Anger regarding the health-care overhaul caused the number of serious threats against members of Congress to triple in the first quarter of this year, according to federal law enforcement officials.
There were 42 such threats between January and March, 2010, compared with 15 during the same period in 2009
“The incidents ranged from vulgar to serious threats, including death threats,” said Senate Sergeant-at-Arms Terrance W. Gainer. “The ability to carry them out is another question.”
Nearly all of this year’s threats have come from people who are opposed to health reform, although the threats are almost equally divided against both parties.
The threats have not waned since President Obama signed the bill into law on March 23; if anything, they have increased, according to an FBI spokeswoman.
In response, Capitol officials have beefed-up security at the 454 Senate offices across the country. Some offices have received special equipment to help screen mail. In other cases, new locks and surveillance cameras have been installed.
Incidents have involved House Speaker Nancy Pelosi (D-Calif.), Senator Patty Murray (D-Wash.) and Representatives Eric Cantor (R-Va.), Stephen Cohen (D-Tenn.), Tom Perriello (D-Va.), and Bart Stupak (D-Mich.), among others.

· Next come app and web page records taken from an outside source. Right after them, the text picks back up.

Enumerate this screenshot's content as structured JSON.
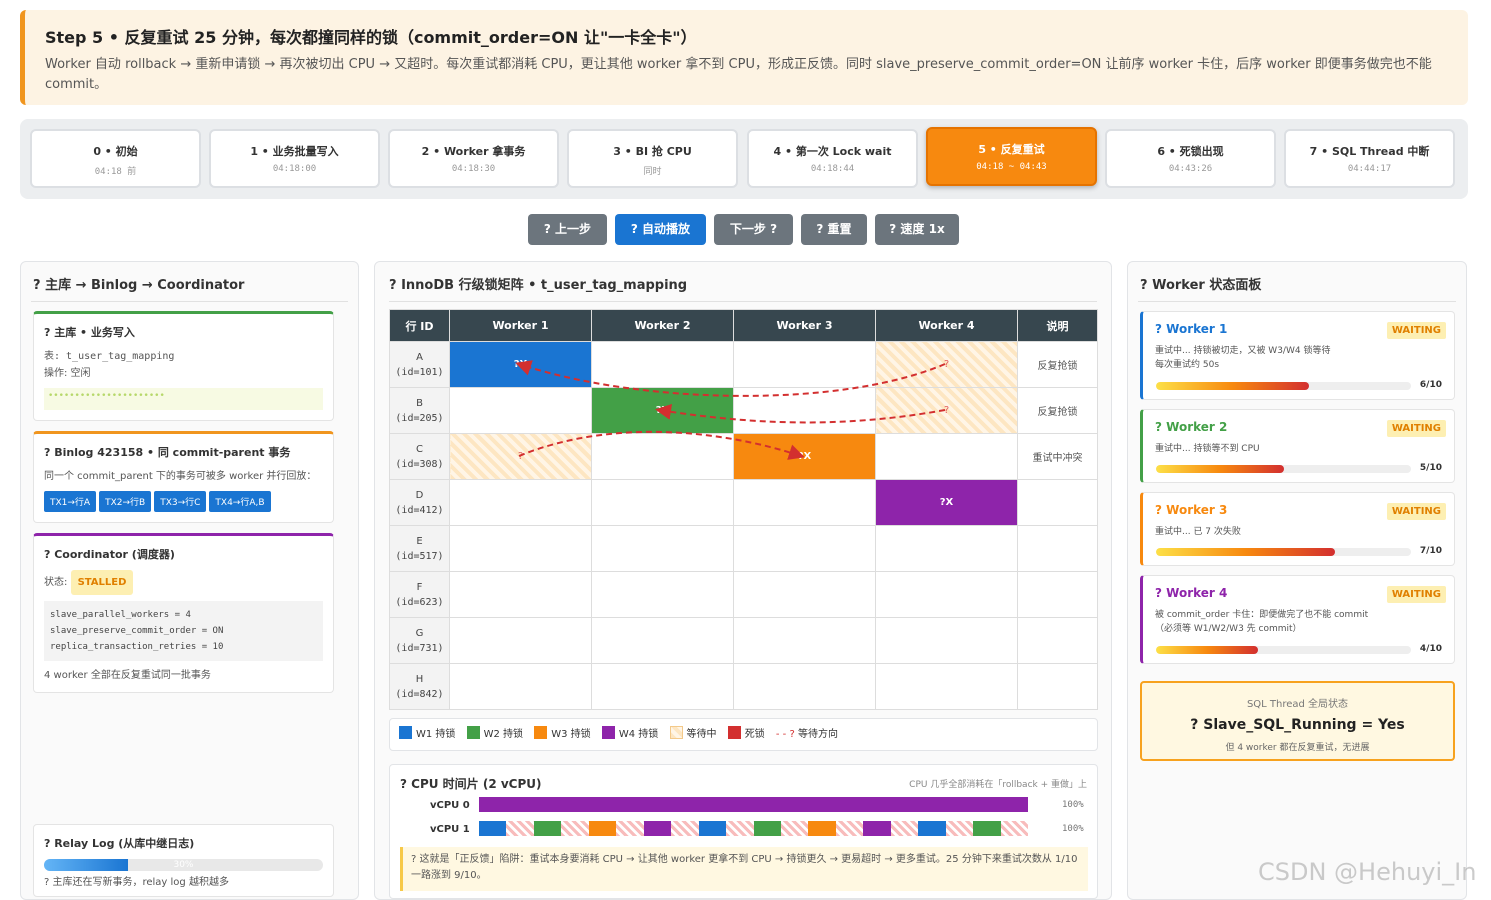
{
  "banner": {
    "title": "Step 5 • 反复重试 25 分钟，每次都撞同样的锁（commit_order=ON 让\"一卡全卡\"）",
    "desc": "Worker 自动 rollback → 重新申请锁 → 再次被切出 CPU → 又超时。每次重试都消耗 CPU，更让其他 worker 拿不到 CPU，形成正反馈。同时 slave_preserve_commit_order=ON 让前序 worker 卡住，后序 worker 即便事务做完也不能commit。"
  },
  "steps": [
    {
      "label": "0 • 初始",
      "time": "04:18 前"
    },
    {
      "label": "1 • 业务批量写入",
      "time": "04:18:00"
    },
    {
      "label": "2 • Worker 拿事务",
      "time": "04:18:30"
    },
    {
      "label": "3 • BI 抢 CPU",
      "time": "同时"
    },
    {
      "label": "4 • 第一次 Lock wait",
      "time": "04:18:44"
    },
    {
      "label": "5 • 反复重试",
      "time": "04:18 ~ 04:43"
    },
    {
      "label": "6 • 死锁出现",
      "time": "04:43:26"
    },
    {
      "label": "7 • SQL Thread 中断",
      "time": "04:44:17"
    }
  ],
  "active_step": 5,
  "controls": {
    "prev": "? 上一步",
    "auto": "? 自动播放",
    "next": "下一步 ?",
    "reset": "? 重置",
    "speed": "? 速度 1x"
  },
  "left": {
    "title": "? 主库 → Binlog → Coordinator",
    "master": {
      "title": "? 主库 • 业务写入",
      "table": "表: t_user_tag_mapping",
      "op": "操作: 空闲",
      "dots": "••••••••••••••••••••••"
    },
    "binlog": {
      "title": "? Binlog 423158 • 同 commit-parent 事务",
      "desc": "同一个 commit_parent 下的事务可被多 worker 并行回放：",
      "tags": [
        "TX1→行A",
        "TX2→行B",
        "TX3→行C",
        "TX4→行A,B"
      ]
    },
    "coord": {
      "title": "? Coordinator (调度器)",
      "state_label": "状态:",
      "state": "STALLED",
      "code": [
        "slave_parallel_workers = 4",
        "slave_preserve_commit_order = ON",
        "replica_transaction_retries = 10"
      ],
      "note": "4 worker 全部在反复重试同一批事务"
    },
    "relay": {
      "title": "? Relay Log (从库中继日志)",
      "pct_label": "30%",
      "pct": 0.3,
      "note": "? 主库还在写新事务，relay log 越积越多"
    }
  },
  "matrix": {
    "title": "? InnoDB 行级锁矩阵 • t_user_tag_mapping",
    "headers": [
      "行 ID",
      "Worker 1",
      "Worker 2",
      "Worker 3",
      "Worker 4",
      "说明"
    ],
    "rows": [
      {
        "id": "A",
        "pk": "(id=101)",
        "cells": [
          "?X",
          "",
          "",
          "?"
        ],
        "note": "反复抢锁"
      },
      {
        "id": "B",
        "pk": "(id=205)",
        "cells": [
          "",
          "?X",
          "",
          "?"
        ],
        "note": "反复抢锁"
      },
      {
        "id": "C",
        "pk": "(id=308)",
        "cells": [
          "?",
          "",
          "?X",
          ""
        ],
        "note": "重试中冲突"
      },
      {
        "id": "D",
        "pk": "(id=412)",
        "cells": [
          "",
          "",
          "",
          "?X"
        ],
        "note": ""
      },
      {
        "id": "E",
        "pk": "(id=517)",
        "cells": [
          "",
          "",
          "",
          ""
        ],
        "note": ""
      },
      {
        "id": "F",
        "pk": "(id=623)",
        "cells": [
          "",
          "",
          "",
          ""
        ],
        "note": ""
      },
      {
        "id": "G",
        "pk": "(id=731)",
        "cells": [
          "",
          "",
          "",
          ""
        ],
        "note": ""
      },
      {
        "id": "H",
        "pk": "(id=842)",
        "cells": [
          "",
          "",
          "",
          ""
        ],
        "note": ""
      }
    ],
    "legend": [
      "W1 持锁",
      "W2 持锁",
      "W3 持锁",
      "W4 持锁",
      "等待中",
      "死锁",
      "等待方向"
    ],
    "legend_arrow": "- - ?"
  },
  "cpu": {
    "title": "? CPU 时间片 (2 vCPU)",
    "hint": "CPU 几乎全部消耗在「rollback + 重做」上",
    "rows": [
      {
        "label": "vCPU 0",
        "pct": "100%"
      },
      {
        "label": "vCPU 1",
        "pct": "100%"
      }
    ],
    "note": "? 这就是「正反馈」陷阱：重试本身要消耗 CPU → 让其他 worker 更拿不到 CPU → 持锁更久 → 更易超时 → 更多重试。25 分钟下来重试次数从 1/10 一路涨到 9/10。"
  },
  "workers": {
    "title": "? Worker 状态面板",
    "items": [
      {
        "name": "? Worker 1",
        "status": "WAITING",
        "desc": "重试中... 持锁被切走，又被 W3/W4 锁等待\n每次重试约 50s",
        "count": "6/10",
        "ratio": 0.6,
        "color": "#1a75d2"
      },
      {
        "name": "? Worker 2",
        "status": "WAITING",
        "desc": "重试中... 持锁等不到 CPU",
        "count": "5/10",
        "ratio": 0.5,
        "color": "#43a047"
      },
      {
        "name": "? Worker 3",
        "status": "WAITING",
        "desc": "重试中... 已 7 次失败",
        "count": "7/10",
        "ratio": 0.7,
        "color": "#f7890f"
      },
      {
        "name": "? Worker 4",
        "status": "WAITING",
        "desc": "被 commit_order 卡住：即便做完了也不能 commit\n（必须等 W1/W2/W3 先 commit）",
        "count": "4/10",
        "ratio": 0.4,
        "color": "#8e24aa"
      }
    ],
    "sql": {
      "title": "SQL Thread 全局状态",
      "main": "? Slave_SQL_Running = Yes",
      "sub": "但 4 worker 都在反复重试，无进展"
    }
  },
  "watermark": "CSDN @Hehuyi_In"
}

Most lawmakers have not altered their schedules however. “It hasn’t changed how we do business in the office,” Perriello spokeswoman Jessica Barba told the Washington Post.
Perriello was maintaining an “aggressive public events schedule,” with a dozen appearances last week and no security accompanying him.
“There’s more anger out there about the direction of our country,” Sen. Lamar Alexander (R-Tenn.) said. “I see it and feel it in the public meetings, but I’m going to the same places and doing the same things I always have.”